Friday, April 3, 2015

Giant Planet near the Edge of Destruction

WTS-2b is a hot Jupiter in an unusually close-in 1.02-day orbit around a K-type star. The planet has 1.12 times the mass and 1.363 times the diameter of Jupiter. Like Jupiter, WTS-2b is a gas giant planet comprised mostly of hydrogen and helium. WTS-2b orbits so close to its host star that the separation between the planet and its host star is only 1.5 times the distance where the planet will start to get torn apart by strong tidal forces.
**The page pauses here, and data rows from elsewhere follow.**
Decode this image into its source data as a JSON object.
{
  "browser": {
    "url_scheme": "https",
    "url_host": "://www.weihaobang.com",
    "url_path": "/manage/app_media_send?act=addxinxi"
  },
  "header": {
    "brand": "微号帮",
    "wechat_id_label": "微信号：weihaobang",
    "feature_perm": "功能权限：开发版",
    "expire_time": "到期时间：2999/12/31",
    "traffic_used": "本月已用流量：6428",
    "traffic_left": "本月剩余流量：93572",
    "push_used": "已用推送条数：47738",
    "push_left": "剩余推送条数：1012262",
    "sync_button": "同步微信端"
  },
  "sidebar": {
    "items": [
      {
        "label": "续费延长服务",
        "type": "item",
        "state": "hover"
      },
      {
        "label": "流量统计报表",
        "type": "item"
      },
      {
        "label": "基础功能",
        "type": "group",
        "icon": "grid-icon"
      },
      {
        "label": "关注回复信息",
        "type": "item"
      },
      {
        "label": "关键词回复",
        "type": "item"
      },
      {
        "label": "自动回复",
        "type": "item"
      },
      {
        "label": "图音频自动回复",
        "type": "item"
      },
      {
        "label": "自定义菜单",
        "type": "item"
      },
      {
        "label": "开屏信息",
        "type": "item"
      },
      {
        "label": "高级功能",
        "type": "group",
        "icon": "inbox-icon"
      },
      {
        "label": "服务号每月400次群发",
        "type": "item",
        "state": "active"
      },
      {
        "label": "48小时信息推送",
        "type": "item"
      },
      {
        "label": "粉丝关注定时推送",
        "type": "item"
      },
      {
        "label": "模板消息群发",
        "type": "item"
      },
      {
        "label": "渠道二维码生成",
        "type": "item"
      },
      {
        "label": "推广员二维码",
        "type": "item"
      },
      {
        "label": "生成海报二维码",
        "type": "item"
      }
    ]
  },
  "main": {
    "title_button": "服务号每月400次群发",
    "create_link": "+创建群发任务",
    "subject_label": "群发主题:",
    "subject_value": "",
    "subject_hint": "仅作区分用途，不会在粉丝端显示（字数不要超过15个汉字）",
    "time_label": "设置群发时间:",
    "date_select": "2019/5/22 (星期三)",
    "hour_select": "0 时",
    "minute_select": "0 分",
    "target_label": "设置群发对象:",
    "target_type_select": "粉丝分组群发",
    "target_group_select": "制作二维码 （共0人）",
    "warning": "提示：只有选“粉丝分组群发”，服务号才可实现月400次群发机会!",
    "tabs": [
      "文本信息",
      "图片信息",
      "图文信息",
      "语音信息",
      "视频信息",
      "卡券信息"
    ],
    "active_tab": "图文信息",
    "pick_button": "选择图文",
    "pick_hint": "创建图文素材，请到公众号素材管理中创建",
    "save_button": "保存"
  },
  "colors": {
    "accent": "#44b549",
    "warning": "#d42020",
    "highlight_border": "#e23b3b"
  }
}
Figure 1: Artist’s impression of a hot Jupiter in a close-in orbit around its host star.

Figure 2: Transit light curve of WTS-2b. Birkby et al. (2014).

WTS-2b raises tides on its host star. The tides exert a strong torque that transfers energy from the planet’s orbit to the star’s spin. This causes the planet’s orbit to shrink and the star to spin up. WTS-2b is estimated to have another ~40 million years before its in-spiralling orbit brings it close enough to its host star to be tidally destroyed. Because WTS-2b transits in front of its host star every 1.02 days, the planet’s shrinking orbit can be directly measured. The in-spiralling is estimated to create a ~17 seconds decrease in the duration between consecutive transits over a period of 15 years.
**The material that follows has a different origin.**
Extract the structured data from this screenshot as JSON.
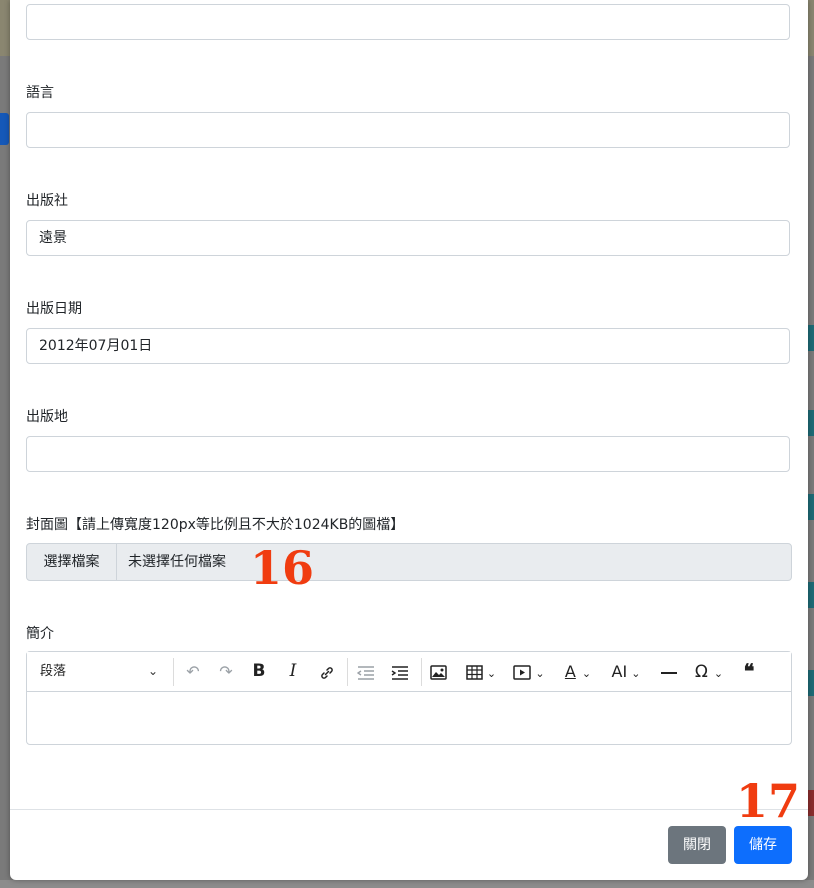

Most hot Jupiters have orbital periods around 3 to 4 days. There appears to be a lack of hot Jupiters with orbital periods less than 2 days. This could mean that either it is very difficult to get hot Jupiters into very close-in orbits, or that they are quickly destroyed by tidal forces once they are in such orbits. Being so close to its host star, the amount of insolation WTS-2b gets is ~1,000 times more intense than what Earth gets from the Sun. As a result, the day side of WTS-2b is heated to an estimated ~2,000 K.
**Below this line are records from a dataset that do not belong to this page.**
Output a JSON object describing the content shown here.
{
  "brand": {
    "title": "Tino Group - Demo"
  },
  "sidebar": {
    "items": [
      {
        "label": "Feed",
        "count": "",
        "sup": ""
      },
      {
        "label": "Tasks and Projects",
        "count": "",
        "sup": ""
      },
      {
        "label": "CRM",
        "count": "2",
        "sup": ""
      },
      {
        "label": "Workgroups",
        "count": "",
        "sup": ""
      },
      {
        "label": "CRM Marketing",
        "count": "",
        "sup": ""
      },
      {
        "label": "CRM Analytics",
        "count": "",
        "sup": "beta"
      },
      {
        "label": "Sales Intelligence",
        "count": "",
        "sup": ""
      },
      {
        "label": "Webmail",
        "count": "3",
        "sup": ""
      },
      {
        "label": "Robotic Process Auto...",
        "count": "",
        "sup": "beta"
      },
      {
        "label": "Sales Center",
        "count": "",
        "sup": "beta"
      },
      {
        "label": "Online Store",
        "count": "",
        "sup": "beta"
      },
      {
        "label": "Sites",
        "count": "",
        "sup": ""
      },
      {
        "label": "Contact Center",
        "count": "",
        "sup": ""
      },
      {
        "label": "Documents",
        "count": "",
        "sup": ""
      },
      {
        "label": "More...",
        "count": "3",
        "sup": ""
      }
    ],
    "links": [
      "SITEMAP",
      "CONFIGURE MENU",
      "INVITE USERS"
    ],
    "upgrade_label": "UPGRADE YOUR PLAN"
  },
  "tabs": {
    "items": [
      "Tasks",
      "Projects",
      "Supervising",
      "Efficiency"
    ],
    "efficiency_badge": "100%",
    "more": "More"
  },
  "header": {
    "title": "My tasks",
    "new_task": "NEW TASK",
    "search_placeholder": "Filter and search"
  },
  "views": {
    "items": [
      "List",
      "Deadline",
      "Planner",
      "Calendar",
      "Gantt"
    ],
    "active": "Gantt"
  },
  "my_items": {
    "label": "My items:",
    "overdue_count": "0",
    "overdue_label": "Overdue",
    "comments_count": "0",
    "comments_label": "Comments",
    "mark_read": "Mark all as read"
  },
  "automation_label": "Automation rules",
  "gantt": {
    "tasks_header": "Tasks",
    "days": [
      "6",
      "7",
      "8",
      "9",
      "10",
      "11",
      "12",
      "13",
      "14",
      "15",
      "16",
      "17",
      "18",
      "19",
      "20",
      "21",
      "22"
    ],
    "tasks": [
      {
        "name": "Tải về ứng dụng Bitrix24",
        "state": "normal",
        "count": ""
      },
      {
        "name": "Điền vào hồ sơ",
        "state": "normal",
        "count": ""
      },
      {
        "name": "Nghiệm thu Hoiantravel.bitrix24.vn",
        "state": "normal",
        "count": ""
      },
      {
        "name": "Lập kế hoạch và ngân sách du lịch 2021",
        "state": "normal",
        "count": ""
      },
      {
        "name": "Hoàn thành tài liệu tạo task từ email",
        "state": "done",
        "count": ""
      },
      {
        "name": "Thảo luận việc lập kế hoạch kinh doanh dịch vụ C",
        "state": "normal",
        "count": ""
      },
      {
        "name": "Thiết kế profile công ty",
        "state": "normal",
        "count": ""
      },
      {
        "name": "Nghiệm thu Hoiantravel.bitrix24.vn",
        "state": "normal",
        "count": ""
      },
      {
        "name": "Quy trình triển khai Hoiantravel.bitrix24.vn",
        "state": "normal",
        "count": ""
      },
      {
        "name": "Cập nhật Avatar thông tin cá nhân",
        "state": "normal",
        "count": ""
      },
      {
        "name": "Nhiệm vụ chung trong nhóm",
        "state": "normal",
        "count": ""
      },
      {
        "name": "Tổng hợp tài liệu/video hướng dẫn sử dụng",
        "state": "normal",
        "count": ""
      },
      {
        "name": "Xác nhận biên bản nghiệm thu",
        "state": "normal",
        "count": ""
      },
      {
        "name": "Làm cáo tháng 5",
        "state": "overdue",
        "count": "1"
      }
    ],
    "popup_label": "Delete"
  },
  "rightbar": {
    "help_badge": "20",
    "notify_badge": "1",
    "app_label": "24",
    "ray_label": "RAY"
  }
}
Birkby et al. (2014), “WTS-2 b: a hot Jupiter orbiting near its tidal destruction radius around a K-dwarf”, arXiv:1402.5416 [astro-ph.EP]